### Exercise objective
Leave out the images and return all the data word for word.

Data about app and page elements
§
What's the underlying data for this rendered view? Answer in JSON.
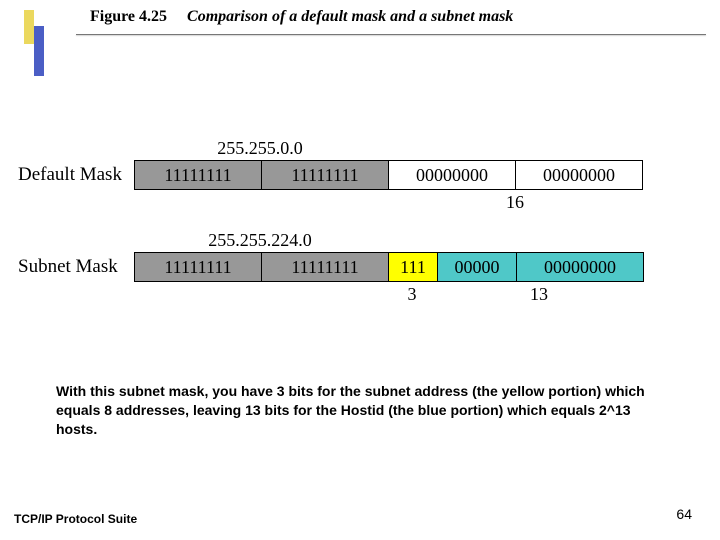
{
  "figure": {
    "number": "Figure 4.25",
    "caption": "Comparison of a default mask and a subnet mask"
  },
  "default_mask": {
    "label": "Default Mask",
    "value": "255.255.0.0",
    "bits": [
      "11111111",
      "11111111",
      "00000000",
      "00000000"
    ],
    "hostid_bits": "16"
  },
  "subnet_mask": {
    "label": "Subnet Mask",
    "value": "255.255.224.0",
    "net_bits": [
      "11111111",
      "11111111"
    ],
    "subnet_bits": "111",
    "host_bits": [
      "00000",
      "00000000"
    ],
    "subnet_count": "3",
    "host_count": "13"
  },
  "note": "With this subnet mask, you have 3 bits for the subnet address (the yellow portion) which equals 8 addresses, leaving 13 bits for the Hostid (the blue portion) which equals 2^13 hosts.",
  "footer": {
    "left": "TCP/IP Protocol Suite",
    "page": "64"
  }
}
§
### Answer section
What's the underlying data for this rendered view? Answer in JSON.
{
  "figure": {
    "number": "Figure 4.25",
    "caption": "Comparison of a default mask and a subnet mask"
  },
  "default_mask": {
    "label": "Default Mask",
    "value": "255.255.0.0",
    "bits": [
      "11111111",
      "11111111",
      "00000000",
      "00000000"
    ],
    "hostid_bits": "16"
  },
  "subnet_mask": {
    "label": "Subnet Mask",
    "value": "255.255.224.0",
    "net_bits": [
      "11111111",
      "11111111"
    ],
    "subnet_bits": "111",
    "host_bits": [
      "00000",
      "00000000"
    ],
    "subnet_count": "3",
    "host_count": "13"
  },
  "note": "With this subnet mask, you have 3 bits for the subnet address (the yellow portion) which equals 8 addresses, leaving 13 bits for the Hostid (the blue portion) which equals 2^13 hosts.",
  "footer": {
    "left": "TCP/IP Protocol Suite",
    "page": "64"
  }
}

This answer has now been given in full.